### Task prompt
Give the records again exactly, but drop the pictures.

[Items from a data source]
━━━━━━━━━━━━━━━━━━━━
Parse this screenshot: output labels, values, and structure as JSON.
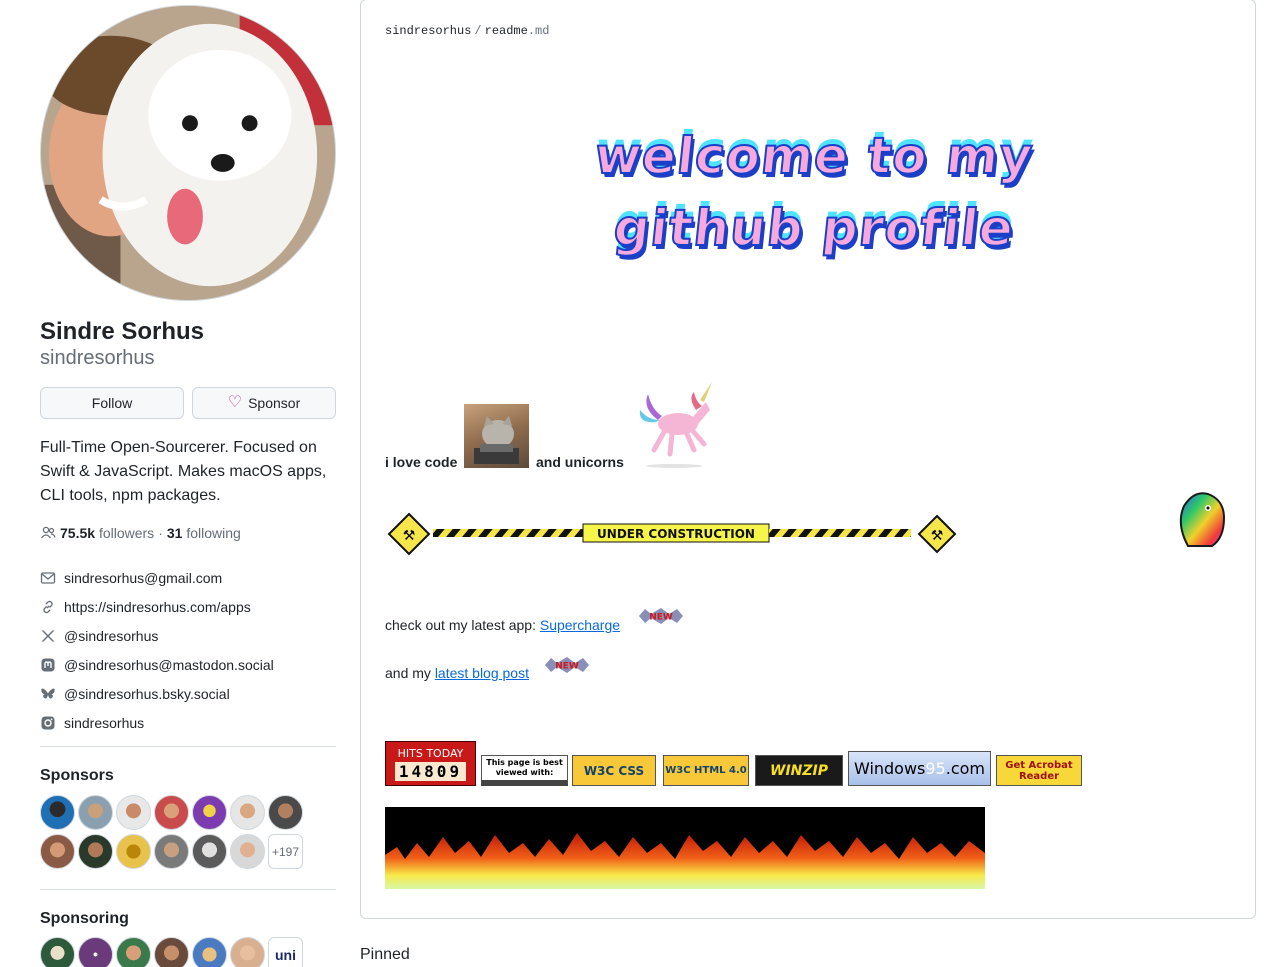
{
  "profile": {
    "name": "Sindre Sorhus",
    "login": "sindresorhus",
    "follow_label": "Follow",
    "sponsor_label": "Sponsor",
    "bio": "Full-Time Open-Sourcerer. Focused on Swift & JavaScript. Makes macOS apps, CLI tools, npm packages.",
    "followers_count": "75.5k",
    "followers_label": "followers",
    "following_count": "31",
    "following_label": "following",
    "details": [
      {
        "icon": "mail-icon",
        "text": "sindresorhus@gmail.com"
      },
      {
        "icon": "link-icon",
        "text": "https://sindresorhus.com/apps"
      },
      {
        "icon": "x-icon",
        "text": "@sindresorhus"
      },
      {
        "icon": "mastodon-icon",
        "text": "@sindresorhus@mastodon.social"
      },
      {
        "icon": "bluesky-icon",
        "text": "@sindresorhus.bsky.social"
      },
      {
        "icon": "instagram-icon",
        "text": "sindresorhus"
      }
    ]
  },
  "sponsors": {
    "heading": "Sponsors",
    "more_label": "+197",
    "avatar_colors": [
      "#1f6fb5",
      "#8aa0b0",
      "#e8e8e8",
      "#c94b4b",
      "#7d3bb0",
      "#e6e6e6",
      "#4a4a4a",
      "#8a5a44",
      "#2a3a2a",
      "#e8c24a",
      "#7a7a7a",
      "#5a5a5a",
      "#d8d8d8"
    ]
  },
  "sponsoring": {
    "heading": "Sponsoring",
    "tile_text": "uni",
    "avatar_colors": [
      "#2d5a3a",
      "#6a3a7a",
      "#3a7a4a",
      "#6a4a3a",
      "#4a7ac0",
      "#d8b090"
    ]
  },
  "readme": {
    "owner": "sindresorhus",
    "file": "readme",
    "ext": ".md",
    "welcome_line1": "welcome to my",
    "welcome_line2": "github profile",
    "love_text": "i love code",
    "unicorns_text": "and unicorns",
    "construction_text": "UNDER CONSTRUCTION",
    "app_prefix": "check out my latest app: ",
    "app_link": "Supercharge",
    "blog_prefix": "and my ",
    "blog_link": "latest blog post",
    "new_badge": "NEW",
    "hits_label": "HITS TODAY",
    "hits_count": "14809",
    "browser_badge": "This page is best viewed with:",
    "css_badge": "W3C CSS",
    "html_badge": "W3C HTML 4.0",
    "winzip_badge": "WINZIP",
    "windows_badge_a": "Windows",
    "windows_badge_b": "95",
    "windows_badge_c": ".com",
    "acrobat_badge": "Get Acrobat Reader"
  },
  "pinned_heading": "Pinned"
}
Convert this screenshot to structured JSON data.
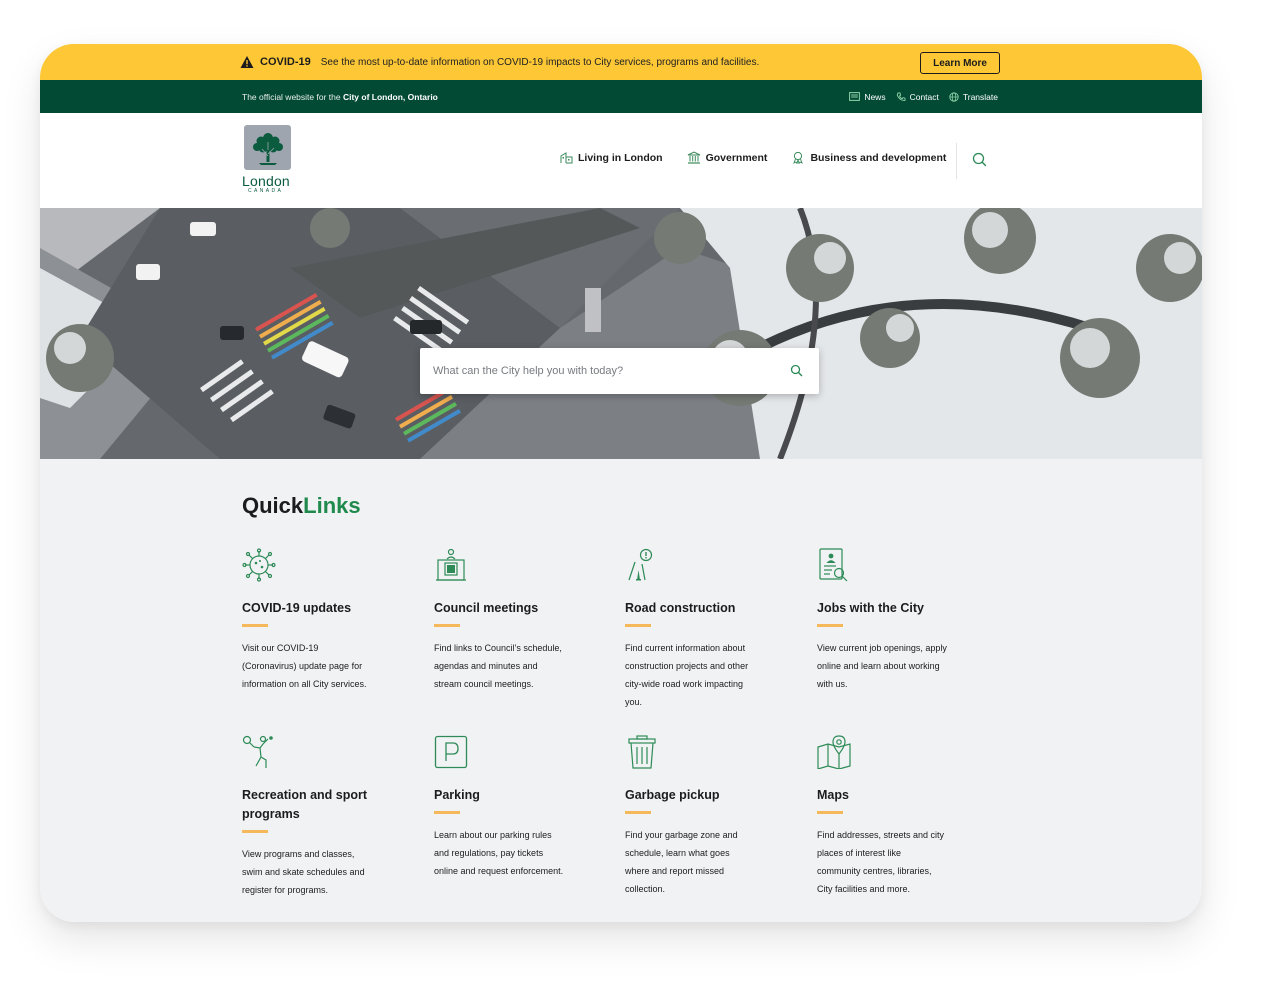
{
  "alert": {
    "label": "COVID-19",
    "message": "See the most up-to-date information on COVID-19 impacts to City services, programs and facilities.",
    "button_label": "Learn More"
  },
  "utility": {
    "official_prefix": "The official website for the",
    "official_city": "City of London, Ontario",
    "links": [
      {
        "label": "News",
        "icon": "news-icon"
      },
      {
        "label": "Contact",
        "icon": "phone-icon"
      },
      {
        "label": "Translate",
        "icon": "globe-icon"
      }
    ]
  },
  "logo": {
    "word": "London",
    "sub": "CANADA",
    "icon": "tree-icon"
  },
  "nav": {
    "items": [
      {
        "label": "Living in London",
        "icon": "building-icon"
      },
      {
        "label": "Government",
        "icon": "government-icon"
      },
      {
        "label": "Business and development",
        "icon": "handshake-icon"
      }
    ],
    "search_icon": "search-icon"
  },
  "hero": {
    "search_placeholder": "What can the City help you with today?"
  },
  "quicklinks": {
    "title_part1": "Quick",
    "title_part2": "Links",
    "items": [
      {
        "title": "COVID-19 updates",
        "desc": "Visit our COVID-19 (Coronavirus) update page for information on all City services.",
        "icon": "virus-icon"
      },
      {
        "title": "Council meetings",
        "desc": "Find links to Council’s schedule, agendas and minutes and stream council meetings.",
        "icon": "podium-icon"
      },
      {
        "title": "Road construction",
        "desc": "Find current information about construction projects and other city-wide road work impacting you.",
        "icon": "road-work-icon"
      },
      {
        "title": "Jobs with the City",
        "desc": "View current job openings, apply online and learn about working with us.",
        "icon": "job-search-icon"
      },
      {
        "title": "Recreation and sport programs",
        "desc": "View programs and classes, swim and skate schedules and register for programs.",
        "icon": "tennis-player-icon"
      },
      {
        "title": "Parking",
        "desc": "Learn about our parking rules and regulations, pay tickets online and request enforcement.",
        "icon": "parking-icon"
      },
      {
        "title": "Garbage pickup",
        "desc": "Find your garbage zone and schedule, learn what goes where and report missed collection.",
        "icon": "trash-bin-icon"
      },
      {
        "title": "Maps",
        "desc": "Find addresses, streets and city places of interest like community centres, libraries, City facilities and more.",
        "icon": "map-pin-icon"
      }
    ]
  },
  "colors": {
    "alert_yellow": "#fdc735",
    "brand_dark_green": "#034a35",
    "accent_green": "#1f8a4c",
    "underline_orange": "#f5b95c"
  }
}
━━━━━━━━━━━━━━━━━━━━
### Worked solution
Parse this screenshot: output labels, values, and structure as JSON.
{
  "profile": {
    "name": "Sindre Sorhus",
    "login": "sindresorhus",
    "follow_label": "Follow",
    "sponsor_label": "Sponsor",
    "bio": "Full-Time Open-Sourcerer. Focused on Swift & JavaScript. Makes macOS apps, CLI tools, npm packages.",
    "followers_count": "75.5k",
    "followers_label": "followers",
    "following_count": "31",
    "following_label": "following",
    "details": [
      {
        "icon": "mail-icon",
        "text": "sindresorhus@gmail.com"
      },
      {
        "icon": "link-icon",
        "text": "https://sindresorhus.com/apps"
      },
      {
        "icon": "x-icon",
        "text": "@sindresorhus"
      },
      {
        "icon": "mastodon-icon",
        "text": "@sindresorhus@mastodon.social"
      },
      {
        "icon": "bluesky-icon",
        "text": "@sindresorhus.bsky.social"
      },
      {
        "icon": "instagram-icon",
        "text": "sindresorhus"
      }
    ]
  },
  "sponsors": {
    "heading": "Sponsors",
    "more_label": "+197",
    "avatar_colors": [
      "#1f6fb5",
      "#8aa0b0",
      "#e8e8e8",
      "#c94b4b",
      "#7d3bb0",
      "#e6e6e6",
      "#4a4a4a",
      "#8a5a44",
      "#2a3a2a",
      "#e8c24a",
      "#7a7a7a",
      "#5a5a5a",
      "#d8d8d8"
    ]
  },
  "sponsoring": {
    "heading": "Sponsoring",
    "tile_text": "uni",
    "avatar_colors": [
      "#2d5a3a",
      "#6a3a7a",
      "#3a7a4a",
      "#6a4a3a",
      "#4a7ac0",
      "#d8b090"
    ]
  },
  "readme": {
    "owner": "sindresorhus",
    "file": "readme",
    "ext": ".md",
    "welcome_line1": "welcome to my",
    "welcome_line2": "github profile",
    "love_text": "i love code",
    "unicorns_text": "and unicorns",
    "construction_text": "UNDER CONSTRUCTION",
    "app_prefix": "check out my latest app: ",
    "app_link": "Supercharge",
    "blog_prefix": "and my ",
    "blog_link": "latest blog post",
    "new_badge": "NEW",
    "hits_label": "HITS TODAY",
    "hits_count": "14809",
    "browser_badge": "This page is best viewed with:",
    "css_badge": "W3C CSS",
    "html_badge": "W3C HTML 4.0",
    "winzip_badge": "WINZIP",
    "windows_badge_a": "Windows",
    "windows_badge_b": "95",
    "windows_badge_c": ".com",
    "acrobat_badge": "Get Acrobat Reader"
  },
  "pinned_heading": "Pinned"
}
Convert this screenshot to structured JSON data.
{
  "alert": {
    "label": "COVID-19",
    "message": "See the most up-to-date information on COVID-19 impacts to City services, programs and facilities.",
    "button_label": "Learn More"
  },
  "utility": {
    "official_prefix": "The official website for the",
    "official_city": "City of London, Ontario",
    "links": [
      {
        "label": "News",
        "icon": "news-icon"
      },
      {
        "label": "Contact",
        "icon": "phone-icon"
      },
      {
        "label": "Translate",
        "icon": "globe-icon"
      }
    ]
  },
  "logo": {
    "word": "London",
    "sub": "CANADA",
    "icon": "tree-icon"
  },
  "nav": {
    "items": [
      {
        "label": "Living in London",
        "icon": "building-icon"
      },
      {
        "label": "Government",
        "icon": "government-icon"
      },
      {
        "label": "Business and development",
        "icon": "handshake-icon"
      }
    ],
    "search_icon": "search-icon"
  },
  "hero": {
    "search_placeholder": "What can the City help you with today?"
  },
  "quicklinks": {
    "title_part1": "Quick",
    "title_part2": "Links",
    "items": [
      {
        "title": "COVID-19 updates",
        "desc": "Visit our COVID-19 (Coronavirus) update page for information on all City services.",
        "icon": "virus-icon"
      },
      {
        "title": "Council meetings",
        "desc": "Find links to Council’s schedule, agendas and minutes and stream council meetings.",
        "icon": "podium-icon"
      },
      {
        "title": "Road construction",
        "desc": "Find current information about construction projects and other city-wide road work impacting you.",
        "icon": "road-work-icon"
      },
      {
        "title": "Jobs with the City",
        "desc": "View current job openings, apply online and learn about working with us.",
        "icon": "job-search-icon"
      },
      {
        "title": "Recreation and sport programs",
        "desc": "View programs and classes, swim and skate schedules and register for programs.",
        "icon": "tennis-player-icon"
      },
      {
        "title": "Parking",
        "desc": "Learn about our parking rules and regulations, pay tickets online and request enforcement.",
        "icon": "parking-icon"
      },
      {
        "title": "Garbage pickup",
        "desc": "Find your garbage zone and schedule, learn what goes where and report missed collection.",
        "icon": "trash-bin-icon"
      },
      {
        "title": "Maps",
        "desc": "Find addresses, streets and city places of interest like community centres, libraries, City facilities and more.",
        "icon": "map-pin-icon"
      }
    ]
  },
  "colors": {
    "alert_yellow": "#fdc735",
    "brand_dark_green": "#034a35",
    "accent_green": "#1f8a4c",
    "underline_orange": "#f5b95c"
  }
}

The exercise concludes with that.